U.S. pitchers leave fielders idle


ATHENS, Greece -- The U.S. baseball team didn't qualify for the Olympics and the men's basketball team might have gotten whipped by Puerto Rico. But never fear. We still rule the world in softball.

The U.S. didn't allow a run during the seven-game round-robin tournament, extended its winning streak to 77 games and guaranteed itself the bronze heading into Sunday's semifinal game against Australia. Japan -- which pitched a perfect game Friday -- and China play in Sunday's other semifinal game, with the winner playing the loser of the Australia-U.S. game.

The Aussies and pitcher Tanya Harding (no, not the one you're thinking of) are the U.S. team's biggest rival. Not that there really is a team that rivals this one. America outscored its opponents 41-0 during the round robin, winning by the mercy rule four times.
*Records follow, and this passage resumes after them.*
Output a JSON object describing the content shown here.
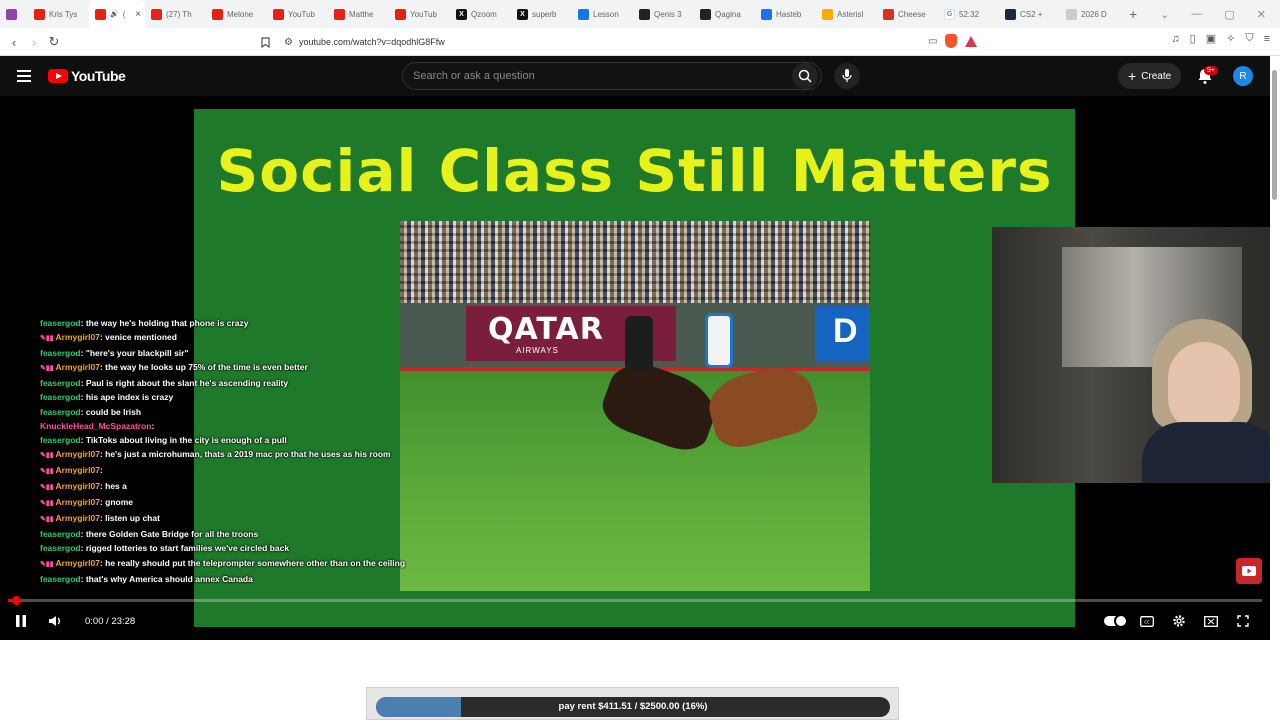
{
  "browser": {
    "tabs": [
      {
        "title": "Kris Tys",
        "icon": "yt"
      },
      {
        "title": "(",
        "icon": "yt",
        "active": true
      },
      {
        "title": "(27) Th",
        "icon": "yt"
      },
      {
        "title": "Melone",
        "icon": "yt"
      },
      {
        "title": "YouTub",
        "icon": "yt"
      },
      {
        "title": "Matthe",
        "icon": "yt"
      },
      {
        "title": "YouTub",
        "icon": "yt"
      },
      {
        "title": "Qzoom",
        "icon": "x"
      },
      {
        "title": "superb",
        "icon": "x"
      },
      {
        "title": "Lesson",
        "icon": "doc"
      },
      {
        "title": "Qenis 3",
        "icon": "quora"
      },
      {
        "title": "Qagina",
        "icon": "quora"
      },
      {
        "title": "Hasteb",
        "icon": "doc"
      },
      {
        "title": "Asterisl",
        "icon": "star"
      },
      {
        "title": "Cheese",
        "icon": "cheese"
      },
      {
        "title": "52:32",
        "icon": "g"
      },
      {
        "title": "CS2 +",
        "icon": "steam"
      },
      {
        "title": "2026 D",
        "icon": "grey"
      }
    ],
    "url": "youtube.com/watch?v=dqodhlG8Ffw"
  },
  "youtube": {
    "logo_text": "YouTube",
    "search_placeholder": "Search or ask a question",
    "create_label": "Create",
    "notif_badge": "9+",
    "avatar_letter": "R"
  },
  "slide": {
    "title": "Social Class Still Matters",
    "qatar_text": "QATAR",
    "qatar_sub": "AIRWAYS",
    "dx_text": "D"
  },
  "chat": [
    {
      "user": "feasergod",
      "color": "green",
      "badges": false,
      "text": ": the way he's holding that phone is crazy"
    },
    {
      "user": "Armygirl07",
      "color": "orange",
      "badges": true,
      "text": ": venice mentioned"
    },
    {
      "user": "feasergod",
      "color": "green",
      "badges": false,
      "text": ": \"here's your blackpill sir\""
    },
    {
      "user": "Armygirl07",
      "color": "orange",
      "badges": true,
      "text": ": the way he looks up 75% of the time is even better"
    },
    {
      "user": "feasergod",
      "color": "green",
      "badges": false,
      "text": ": Paul is right about the slant he's ascending reality"
    },
    {
      "user": "feasergod",
      "color": "green",
      "badges": false,
      "text": ": his ape index is crazy"
    },
    {
      "user": "feasergod",
      "color": "green",
      "badges": false,
      "text": ": could be Irish"
    },
    {
      "user": "KnuckleHead_McSpazatron",
      "color": "pink",
      "badges": false,
      "text": ":"
    },
    {
      "user": "feasergod",
      "color": "green",
      "badges": false,
      "text": ": TikToks about living in the city is enough of a pull"
    },
    {
      "user": "Armygirl07",
      "color": "orange",
      "badges": true,
      "text": ": he's just a microhuman, thats a 2019 mac pro that he uses as his room"
    },
    {
      "user": "Armygirl07",
      "color": "orange",
      "badges": true,
      "text": ":"
    },
    {
      "user": "Armygirl07",
      "color": "orange",
      "badges": true,
      "text": ": hes a"
    },
    {
      "user": "Armygirl07",
      "color": "orange",
      "badges": true,
      "text": ": gnome"
    },
    {
      "user": "Armygirl07",
      "color": "orange",
      "badges": true,
      "text": ": listen up chat"
    },
    {
      "user": "feasergod",
      "color": "green",
      "badges": false,
      "text": ": there Golden Gate Bridge for all the troons"
    },
    {
      "user": "feasergod",
      "color": "green",
      "badges": false,
      "text": ": rigged lotteries to start families we've circled back"
    },
    {
      "user": "Armygirl07",
      "color": "orange",
      "badges": true,
      "text": ": he really should put the teleprompter somewhere other than on the ceiling"
    },
    {
      "user": "feasergod",
      "color": "green",
      "badges": false,
      "text": ": that's why America should annex Canada"
    }
  ],
  "player": {
    "time": "0:00 / 23:28",
    "progress_fraction": 0.0
  },
  "rent": {
    "text": "pay rent $411.51 / $2500.00 (16%)",
    "fraction": 0.1646
  }
}
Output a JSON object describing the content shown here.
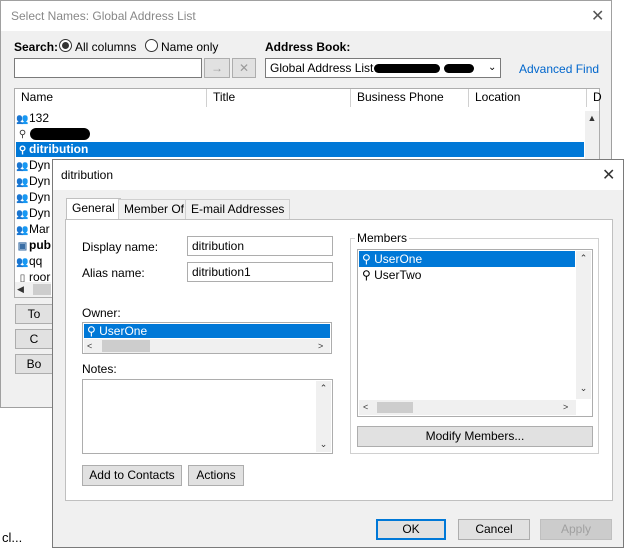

U.S pitchers struck out 51 batters and allowed 11 hits in 42 innings.

Forget about the Mendoza Line -- opponents batted less than .100 against the U.S.

"When someone gets on first base, we take it personally,'' said pitcher Lisa Fernandez, a three-time Olympian. "Our mission is to not let anyone touch first base and not let anyone touch home plate. We're going to do anything in our power to prevent that from happening. It doesn't matter whether we have a three-run lead or a five-run lead, we're protecting home. That's ours.''

Fernandez and her fellow starting pitchers Jennie Finch, Cat Osterman and Lori Harrigan are the best foursome since Yoko Ono broke up the Beatles. "We are so excited our pitching rotation is on our side,'' first baseman Leah O'Brien-Amico said. "The other teams want the challenge of facing them but mentally, they know how hard it is.''

No kidding. Finch struck out Mike Cameron during an exhibition. If she can strike out major leaguers, what chance do the poor Greeks have?

When you play the U.S., you better bring your wallet because you're going to be a lot of beer after all those strikeouts. As Fernandez said, "You may have a Cat Osterman strike out 14 batters in a game but we still have to worry about those other seven.''

Sheesh, didn't these guys ever see "Bull Durham'' where Crash tells Nuke LaLoosh that strikeouts are fascist and that he should throw more
groundballs so the fielders can participate, too?

"We say we still have to make the plays but we don't get a lot of chances,'' O'Brien-Amico said. "I'm really just hanging around a lot at first base. But I used to play outfield and it's definitely more fun in the infield. At least when they bunt, we can make some plays.''

Not that there aren't some challenges. When opponents do get a runner on base, O'Brien-Amico says she works on picking them off.

While the U.S. pitchers are shutting everyone out, the lineup is providing more than enough offense. Fernandez is batting a team-high .556 with seven RBIs while third baseman Crystl Bustos has three home runs. "We have girls who hit the ball over the fence and we have girls who can bunt,'' O'Brien-Amico said. "It's a well-rounded offense.''

Actually, there were some tense moments for the U.S. during the round-robin. Japan took the U.S. into extra innings before the U.S. won with three runs in the eighth. And Taiwan loaded the bases one inning Friday. And ^ well, there was that one day when the U.S. team couldn't decide whether to go to TGIFriday's or Applebee's after the game.

The U.S. team prepared for the Olympics by training with Navy SEALs last winter. Which seems about as necessary as Bill Gates searching behind the sofa cushions for loose change. But hey, after the way the basketball and baseball programs have struggled recently, the U.S. is determined to maintain its softball dominance.

"The world is catching up,'' Finch said. "Softball is growing around the world and you're seeing that parity.''

It's true. Why, those Italians don't have Chico's Bail Bonds on the back of their jerseys anymore.